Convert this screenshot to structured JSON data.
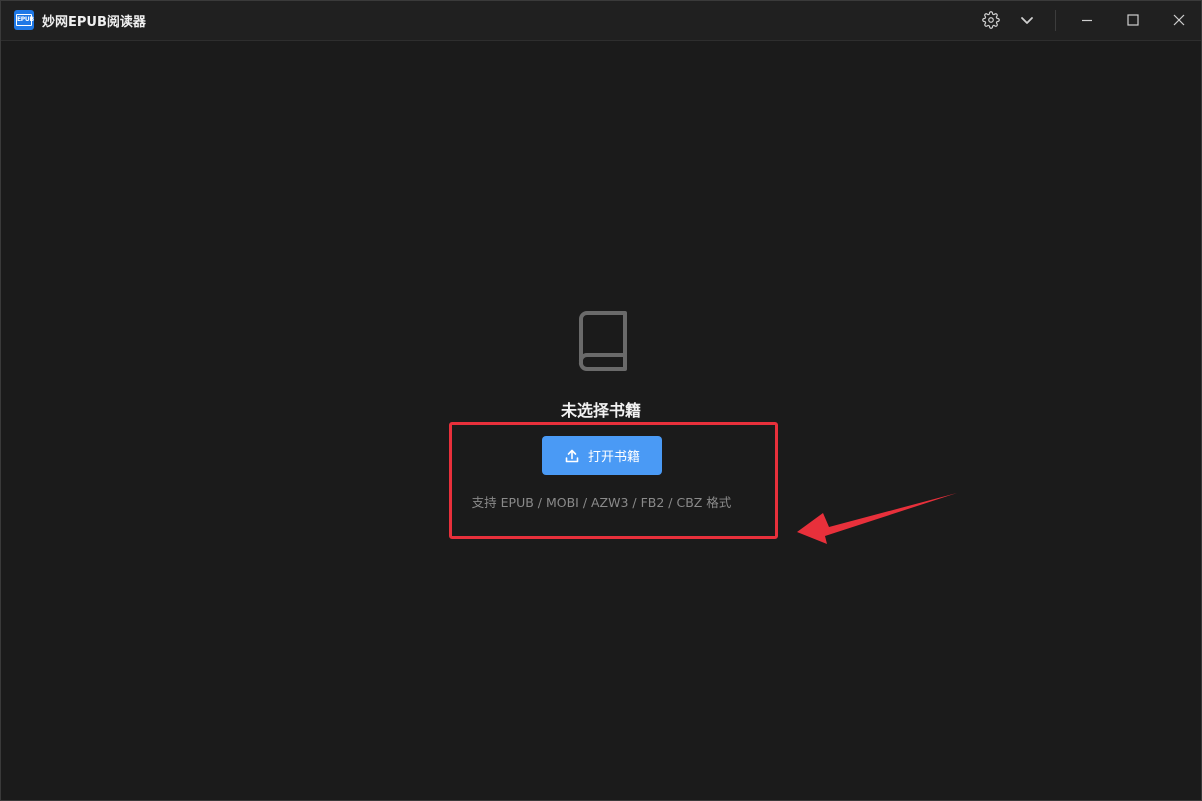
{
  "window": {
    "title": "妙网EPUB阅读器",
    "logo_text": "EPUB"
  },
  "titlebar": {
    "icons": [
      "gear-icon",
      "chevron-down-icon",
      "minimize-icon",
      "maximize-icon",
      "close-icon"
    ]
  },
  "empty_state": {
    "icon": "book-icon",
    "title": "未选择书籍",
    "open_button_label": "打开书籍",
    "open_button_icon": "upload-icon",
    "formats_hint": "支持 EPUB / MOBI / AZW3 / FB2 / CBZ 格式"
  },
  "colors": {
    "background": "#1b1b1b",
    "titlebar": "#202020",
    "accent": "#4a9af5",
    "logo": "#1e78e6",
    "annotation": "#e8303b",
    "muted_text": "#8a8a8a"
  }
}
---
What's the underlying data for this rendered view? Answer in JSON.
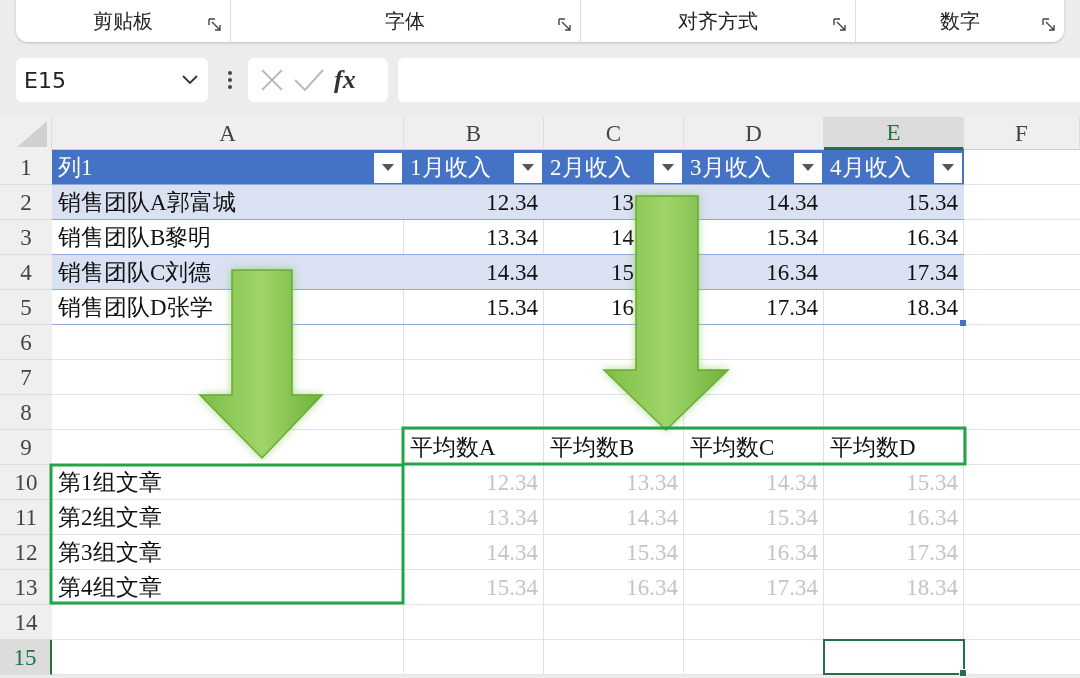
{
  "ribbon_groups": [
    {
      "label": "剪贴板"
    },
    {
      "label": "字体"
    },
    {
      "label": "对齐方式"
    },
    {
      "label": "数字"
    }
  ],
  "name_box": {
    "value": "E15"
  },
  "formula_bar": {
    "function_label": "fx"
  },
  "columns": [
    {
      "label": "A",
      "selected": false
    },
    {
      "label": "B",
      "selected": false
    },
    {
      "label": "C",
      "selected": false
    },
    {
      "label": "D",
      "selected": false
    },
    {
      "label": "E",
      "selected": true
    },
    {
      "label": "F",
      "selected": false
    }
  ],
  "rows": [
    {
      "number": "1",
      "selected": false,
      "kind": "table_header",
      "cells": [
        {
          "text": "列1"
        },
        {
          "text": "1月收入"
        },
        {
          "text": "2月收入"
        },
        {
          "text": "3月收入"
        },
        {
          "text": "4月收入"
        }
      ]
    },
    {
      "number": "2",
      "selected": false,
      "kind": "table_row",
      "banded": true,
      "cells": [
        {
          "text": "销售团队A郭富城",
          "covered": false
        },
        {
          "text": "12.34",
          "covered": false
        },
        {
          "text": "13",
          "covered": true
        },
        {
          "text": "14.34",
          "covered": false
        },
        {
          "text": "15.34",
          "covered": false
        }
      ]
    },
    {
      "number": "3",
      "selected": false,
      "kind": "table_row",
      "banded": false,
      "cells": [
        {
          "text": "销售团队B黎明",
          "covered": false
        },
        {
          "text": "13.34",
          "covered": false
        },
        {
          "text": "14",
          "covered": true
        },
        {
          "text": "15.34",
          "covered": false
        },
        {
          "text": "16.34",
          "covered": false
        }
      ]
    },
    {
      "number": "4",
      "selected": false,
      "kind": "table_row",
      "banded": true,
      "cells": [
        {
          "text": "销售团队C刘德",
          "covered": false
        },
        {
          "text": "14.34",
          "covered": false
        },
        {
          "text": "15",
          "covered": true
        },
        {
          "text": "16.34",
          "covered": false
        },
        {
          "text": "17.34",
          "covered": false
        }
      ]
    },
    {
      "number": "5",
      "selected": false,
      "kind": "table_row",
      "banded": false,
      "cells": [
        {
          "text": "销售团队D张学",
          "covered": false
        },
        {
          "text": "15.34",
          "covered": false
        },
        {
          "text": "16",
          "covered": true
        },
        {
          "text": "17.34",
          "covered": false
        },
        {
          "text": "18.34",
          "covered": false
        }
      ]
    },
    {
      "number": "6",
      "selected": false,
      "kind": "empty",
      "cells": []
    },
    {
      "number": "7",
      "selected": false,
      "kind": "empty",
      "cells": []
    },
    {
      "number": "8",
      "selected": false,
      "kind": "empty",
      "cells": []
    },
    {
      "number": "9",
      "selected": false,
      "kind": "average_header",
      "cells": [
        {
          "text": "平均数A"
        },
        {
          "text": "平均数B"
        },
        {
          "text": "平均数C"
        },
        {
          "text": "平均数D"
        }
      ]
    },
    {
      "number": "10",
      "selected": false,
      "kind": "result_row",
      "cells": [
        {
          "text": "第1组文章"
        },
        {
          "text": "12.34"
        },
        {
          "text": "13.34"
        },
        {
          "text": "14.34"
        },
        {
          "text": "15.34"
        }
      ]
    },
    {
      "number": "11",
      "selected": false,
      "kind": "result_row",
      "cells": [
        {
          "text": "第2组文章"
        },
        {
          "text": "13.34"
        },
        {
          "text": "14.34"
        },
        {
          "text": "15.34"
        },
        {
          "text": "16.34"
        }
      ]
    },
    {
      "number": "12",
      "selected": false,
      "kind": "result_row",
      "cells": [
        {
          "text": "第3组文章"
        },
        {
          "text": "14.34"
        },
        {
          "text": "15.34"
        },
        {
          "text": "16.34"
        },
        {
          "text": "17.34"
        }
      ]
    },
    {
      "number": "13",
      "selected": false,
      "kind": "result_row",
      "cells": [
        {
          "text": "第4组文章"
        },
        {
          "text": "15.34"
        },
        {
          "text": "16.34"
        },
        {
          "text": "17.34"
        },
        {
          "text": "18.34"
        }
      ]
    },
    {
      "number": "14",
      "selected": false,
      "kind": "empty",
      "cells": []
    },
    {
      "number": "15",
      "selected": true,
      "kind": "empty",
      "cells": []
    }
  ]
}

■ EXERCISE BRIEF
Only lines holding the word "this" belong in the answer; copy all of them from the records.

■ ANSWER BOX
Convert this screenshot to structured JSON data.
What's the underlying data for this rendered view? Answer in JSON.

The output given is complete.